UPDATE: If you are interested in this article and like fitness watches, you might also want to check out my Garmin Fenix 3 Review.
Garmin Edge 800 Basics
Every vital piece of your bicycle ride, including the mapped route, elevation, distance, time, speed, cadence, heart rate, temperature, calories, and power can be displayed and logged using the Edge 800. This information can then be uploaded to Garmin Connect. Of course to track any of those variables, you need to own a corresponding Ant+ sensor for each measurement.
I bought the basic level 1 Garmin Edge, which came with the Edge 800 computer, 2 bicycle mounts, a USB cable, AC Charger, and Manual. I already own a heart rate sensor, and have cadence and speed sensors on all of my bicycles. It should be noted that the Garmin Edge 800 level 1 does not come with the City Navigator, which offers detailed road maps, points of interest, and routed directions to any address. However, City Navigator can be added at any time for an additional $79.
Garmin Edge 800 Data Display options
The Garmin Edge 800 allows you to customize its display to show up to ten fields of data per page, in any order you want. Up to 6 custom pages can be setup and toggled right or left, directly from the touchscreen. So for example you could have a main page displaying elapsed time, speed, cadence, heart rate, distance traveled, temp, etc. A second page with all time and distance data, third page with all heart rate and cadence data, and so on. A built in Elevation Graph page exists that charts your altitude.
Built in Virtual Partner and customizable Lap summary pages also exists that can be used to help keep you in line with your personal goals. Last but not least, a Navigation page exists to help track where you are going and assist in getting you there.
Brightness of the back light can be adjusting by simply pressing the power button, and clicking +-. I tend to leave the back light on, as it doesn’t appear to drain the battery much faster. You can do this simply by navigating to Menu > Wrench Icon > System > Display > Back light Timeout, then select Stays On!
Garmin Edge 800 Screen Navigation and Settings
Menu navigation and settings are a breeze, functioning much like an iPad or smartphone. Simply touch and drag to scroll, or tap to select. Here are some screenshots of the Edge 800 navigation menu and settings options:
Garmin Edge 800 Features
Some additional features I enjoyed were the Edge 800’s ability to auto detect and calculate speed based on its own GPS calculations, and the ability to detect sensors automatically. This makes adding a new bike to the device a snap (Garmin Edge 800 supports up to 5 bikes). The Garmin will try to choose the correct bike for you at startup based on the sensors it finds. Additional information such as the weight of your bike, your age, weight, and height can also be stored.
Once you have saved a ride, you can upload the data from the Edge to Garmin Connect via USB Cable. Virtually all of your ride data for which you had sensors will be displayed. This ride data can then be compared, reviewed, shared, exported, printed, etc.

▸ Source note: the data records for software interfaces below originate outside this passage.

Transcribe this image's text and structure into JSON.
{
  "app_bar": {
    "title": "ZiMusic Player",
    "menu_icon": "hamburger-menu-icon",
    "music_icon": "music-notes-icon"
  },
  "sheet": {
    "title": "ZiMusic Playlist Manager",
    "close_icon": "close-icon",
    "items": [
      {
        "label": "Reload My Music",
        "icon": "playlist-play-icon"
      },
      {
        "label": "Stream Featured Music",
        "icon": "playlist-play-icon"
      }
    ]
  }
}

In conclusion, I’ve really enjoyed using my Garmin Edge 800 and think it makes for a great ride companion. Therefore, I’d highly recommend it to anyone who is serious about cycling.